That was a Friday afternoon and Blechman knew of a course that was for sale. On the Monday, Kalef went to his lawyer and without having seen Pine Valley Golf Club put in an offer to purchase from the estate of the late Jack Bailey that was accepted.
They hired the Fazios’ to design, “the best golf course in the world and money’s no object,” Blechman said. It’s a good thing it wasn’t, because Tom Fazio told Blechman he needed more land to make his dream reality and they proceeded to buy three adjoining farms totalling 135 acres. Construction of the Fazio masterpiece started on May 15, 1973, the land was cleared by June 1st and the course was finished in three months with an official opening in 1975. The Fazio golf course design team continue to make annual visits to the club to review the course and make suggestions for tweaking the layout.
When it first opened the course, which was an instant success and on its way to quickly becoming the No. 1 golf course in Canada, the layout had three sets of tees.
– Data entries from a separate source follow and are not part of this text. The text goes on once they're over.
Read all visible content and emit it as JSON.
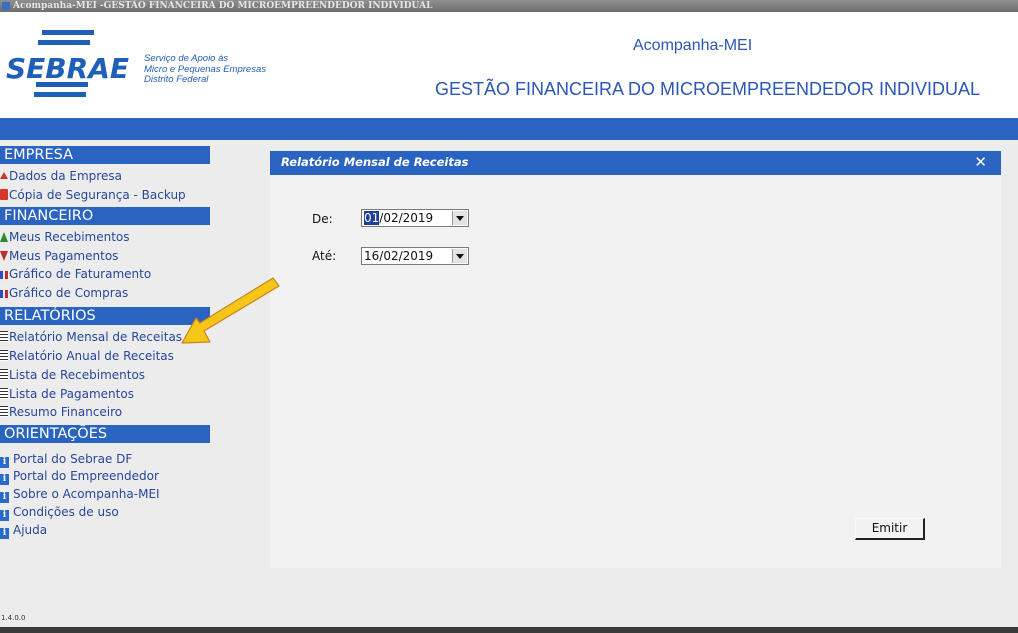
{
  "window": {
    "title": "Acompanha-MEI -GESTÃO FINANCEIRA DO MICROEMPREENDEDOR INDIVIDUAL"
  },
  "header": {
    "logo_word": "SEBRAE",
    "logo_sub_1": "Serviço de Apoio às",
    "logo_sub_2": "Micro e Pequenas Empresas",
    "logo_sub_3": "Distrito Federal",
    "app_name": "Acompanha-MEI",
    "app_subtitle": "GESTÃO FINANCEIRA DO MICROEMPREENDEDOR INDIVIDUAL",
    "accent_color": "#2b64c0"
  },
  "sidebar": {
    "sections": [
      {
        "label": "EMPRESA",
        "items": [
          {
            "label": "Dados da Empresa",
            "icon": "house-icon"
          },
          {
            "label": "Cópia de Segurança - Backup",
            "icon": "backup-icon"
          }
        ]
      },
      {
        "label": "FINANCEIRO",
        "items": [
          {
            "label": "Meus Recebimentos",
            "icon": "arrow-up-icon"
          },
          {
            "label": "Meus Pagamentos",
            "icon": "arrow-down-icon"
          },
          {
            "label": "Gráfico de Faturamento",
            "icon": "chart-icon"
          },
          {
            "label": "Gráfico de Compras",
            "icon": "chart-icon"
          }
        ]
      },
      {
        "label": "RELATÓRIOS",
        "items": [
          {
            "label": "Relatório Mensal de Receitas",
            "icon": "report-icon"
          },
          {
            "label": "Relatório Anual de Receitas",
            "icon": "report-icon"
          },
          {
            "label": "Lista de Recebimentos",
            "icon": "report-icon"
          },
          {
            "label": "Lista de Pagamentos",
            "icon": "report-icon"
          },
          {
            "label": "Resumo Financeiro",
            "icon": "report-icon"
          }
        ]
      },
      {
        "label": "ORIENTAÇÕES",
        "items": [
          {
            "label": "Portal do Sebrae DF",
            "icon": "info-icon"
          },
          {
            "label": "Portal do Empreendedor",
            "icon": "info-icon"
          },
          {
            "label": "Sobre o Acompanha-MEI",
            "icon": "info-icon"
          },
          {
            "label": "Condições de uso",
            "icon": "info-icon"
          },
          {
            "label": "Ajuda",
            "icon": "info-icon"
          }
        ]
      }
    ],
    "version": "1.4.0.0"
  },
  "panel": {
    "title": "Relatório Mensal de Receitas",
    "close_glyph": "✕",
    "from_label": "De:",
    "from_value_selected": "01",
    "from_value_rest": "/02/2019",
    "to_label": "Até:",
    "to_value": "16/02/2019",
    "submit_label": "Emitir"
  },
  "annotation": {
    "arrow_color": "#f5c518"
  }
}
Today it has four sets of tees with two hybrid options for a total of six playing options measuring from 6002 to 7,235 yards, par-71. It’s very first scorecard had Al Balding as Head Professional and Ken Venturi as Associate Director with the tees measuring 5,855 yards, 6,306 yards and 6,989 yards, par-71.
“The course continues to evolve without losing its essence of being tough but fair and that’s what makes it timeless,” Brown says. “It was tough 40 years ago and it has that exact same toughness today although there have been changes and that is truly remarkable.”
Once a year players gather for the Ben Kern Pro-Am. It’s the only tournament at the club played from the back Gold tees. It’s one of the exceptional golf experiences in Canada that only the lucky few have the opportunity to play.
The favourite part of Brown’s job is seeing the expressions of first time guests as they play the course. “I’ll greet them when they arrive and I’ll go out and see them on the seventh or eighth hole and you can see it in their eyes. It gets everybody and the better the player the more they have recognized what they have played.”
He too knows the players and the champions. The tradition continues although cell phones have replaced rotary phones. Austin James won the 2014 Canadian Junior Boys Championship and Matt LeMay won the 2014 Ontario Junior Boys Championship. You just never know where they might be 40 years from now.